pre-commit is a tool to configure git pre-commit hooks. It allows defining
hooks in a simply syntax and runs them only if files of a specific type change
mypy only if
*.py files have changed).
Additionally, it’ll stash unstaged changes when running, so any files that are not being committed won’t interefere with the hooks. This makes hooks fail if you forgot to commit a file, and prevents hooks from failing if some uncommitted file has broken code.
pre-commit’s configuration is defined in
Pre-commit plugins ¶
Pre-commit has a concept of plugins. These include a definition on how to install a checker, and how to run it.
For example, this mypy plugin installs mypy (in a virtualenv, as with all python-based plugins). If a project should require that mypy run with additional dependencies installed, these need to be defined in the configuration file too.
Here’s an example snippet for the
mypy configuration for todoman:
- repo: https://github.com/pre-commit/mirrors-mypy rev: "v0.991" hooks: - id: mypy additional_dependencies: - types-atomicwrites - types-tabulate - types-freezegun - types-pytz - types-python-dateutil
Duplication of definitions ¶
pre-commit for many months, I started to get frustrated at the
way dependencies for plugins need to be kept in sync.
mypy and its
dependencies are already specified in
requirements-dev.txt, which is used by
developers and contributor to bootstrap their development environment. The same
is true for most other plugins (
flake8, for example).
The situation is the same for
nodejs-based plugins (where the dependencies
constantly need to be kept in sync between
package.json; the latter being used by IDEs and developer tools during
Duplication of downloads and installations ¶
A nice feature of
pre-commit is that it takes care of downloading and
installing all tools required by plugins into isolated environments. However,
this comes at a price; each time any of these change (or each time a developer
commits in a new project) all plugins are installed into their own environment.
This isn’t terribly slow, but the problem is that the development environment
will usually already have these tools installed.
If I am working on a project that uses
flake8 for checking errors, I’ll be
using a development environment with
flake8 installed, along with the right
flake8-plugins for that project. So having all these get re-installed
is an annoyance with arguable value.
I would very much like to see a
pre-commit plugin that merely checks that the
environment being used matches the one defined in
whatever convention this project is using). While
pre-commit’s approach does
ensure that the right version is used when running hooks, it does so by
installing its own copy, and doesn’t even hint to the developer that they might
be using the wrong version for development (this also implies their IDE would
be using the wrong version, and them getting bogus diagnostics).
Finally, some plugins share dependencies with the main project itself, and
these dependencies need to be kept in sync. In my experience, I have always
seen this be address by leaving a comment
# make sure these are updated in sync, and developers manually updating the pinned versions in both places.
system plugin language ¶
Pre-commit can handle installing tools and their dependencies in many languages

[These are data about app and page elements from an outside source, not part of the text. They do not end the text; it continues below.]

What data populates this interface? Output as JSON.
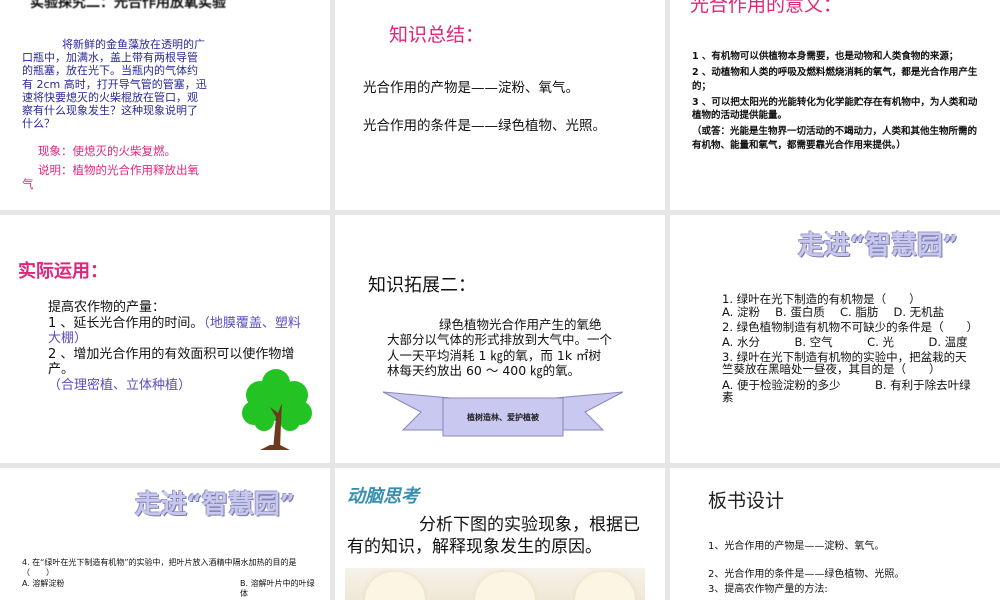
{
  "slides": [
    {
      "title": "实验探究二：光合作用放氧实验",
      "body": "将新鲜的金鱼藻放在透明的广口瓶中，加满水，盖上带有两根导管的瓶塞，放在光下。当瓶内的气体约有 2cm 高时，打开导气管的管塞，迅速将快要熄灭的火柴棍放在管口，观察有什么现象发生？这种现象说明了什么？",
      "phenomenon": "现象：使熄灭的火柴复燃。",
      "explanation": "说明：植物的光合作用释放出氧气"
    },
    {
      "title": "知识总结：",
      "line1": "光合作用的产物是——淀粉、氧气。",
      "line2": "光合作用的条件是——绿色植物、光照。"
    },
    {
      "title": "光合作用的意义：",
      "items": [
        "1 、有机物可以供植物本身需要，也是动物和人类食物的来源；",
        "2 、动植物和人类的呼吸及燃料燃烧消耗的氧气，都是光合作用产生的；",
        "3 、可以把太阳光的光能转化为化学能贮存在有机物中，为人类和动植物的活动提供能量。",
        "（或答：光能是生物界一切活动的不竭动力，人类和其他生物所需的有机物、能量和氧气，都需要靠光合作用来提供。）"
      ]
    },
    {
      "title": "实际运用：",
      "intro": "提高农作物的产量：",
      "item1": "1 、延长光合作用的时间。",
      "item1_note": "（地膜覆盖、塑料大棚）",
      "item2": "2 、增加光合作用的有效面积可以使作物增产。",
      "item2_note": "（合理密植、立体种植）"
    },
    {
      "title": "知识拓展二：",
      "body": "绿色植物光合作用产生的氧绝大部分以气体的形式排放到大气中。一个人一天平均消耗 1 ㎏的氧，而 1k ㎡树林每天约放出 60 ～ 400 ㎏的氧。",
      "banner": "植树造林、爱护植被"
    },
    {
      "title": "走进“智慧园”",
      "q1": "1. 绿叶在光下制造的有机物是（　　）",
      "q1_opts": "A. 淀粉　 B. 蛋白质　 C. 脂肪　 D. 无机盐",
      "q2": "2. 绿色植物制造有机物不可缺少的条件是（　　）",
      "q2_opts": "A. 水分　　　B. 空气　　　C. 光　　　D. 温度",
      "q3": "3. 绿叶在光下制造有机物的实验中，把盆栽的天竺葵放在黑暗处一昼夜，其目的是（　　）",
      "q3_opts": "A. 便于检验淀粉的多少　　　B. 有利于除去叶绿素"
    },
    {
      "title": "走进“智慧园”",
      "q4": "4. 在“绿叶在光下制造有机物”的实验中，把叶片放入酒精中隔水加热的目的是（　　）",
      "optA": "A. 溶解淀粉",
      "optB": "B. 溶解叶片中的叶绿体"
    },
    {
      "title": "动脑思考",
      "body": "分析下图的实验现象，根据已有的知识，解释现象发生的原因。"
    },
    {
      "title": "板书设计",
      "line1": "1、光合作用的产物是——淀粉、氧气。",
      "line2": "2、光合作用的条件是——绿色植物、光照。",
      "line3": "3、提高农作物产量的方法:"
    }
  ]
}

(e.g.: it can create virtualenvs for tools in Python, etc). Additionally,
system language which means “expect this tool to be installed in
the host system”. This can be used to avoid re-installed dependencies that are
expected to be available on a development setup.
For example, for the above
mypy example can be rewritten like:
- repo: local - id: mypy name: mypy language: system entry: mypy types_or: [python, pyi]
This will use whichever
mypy is available in
$PATH, which should be the
correct one if the developer has set up their system correctly, but will be the
right one on CI (assuming CI is configured to installed all development tools
to the correct version). Again, an extra hook that confirms this would be
This approach works very well on CI too; assuming that a pipeline installs
requirements-dev.txt before the CI run, then using
pre-commit run ... will
use those versions of each tool.
pre-commit.ci is a service which runs
pre-commit hooks as CI pipelines.
This is a proprietary service which runs only on proprietary forges (and, as
far as I know, has no public API).
It seems to cache plugins locally based on their definition, which makes it run
very quickly. The general idea seems pretty solid, but regrettably requires
fully buying into depending on proprietary tools and services for development.
pre-commit itself directly on any regular pipeline works well enough.
Final thoughts ¶
All in all, I think pre-commit does a good job at what it intends to do. I think the “install tools into an isolated environment” feature is a bit of an overkill that adds more complexity that it’s worth (though it does play well with its proprietary CI compliment).
It’s ability to only run hooks if relevant files have changed and skipping
unstashed changes are both of great value on top of git’s default hooks, and
using hooks with
language: system seems to work around its major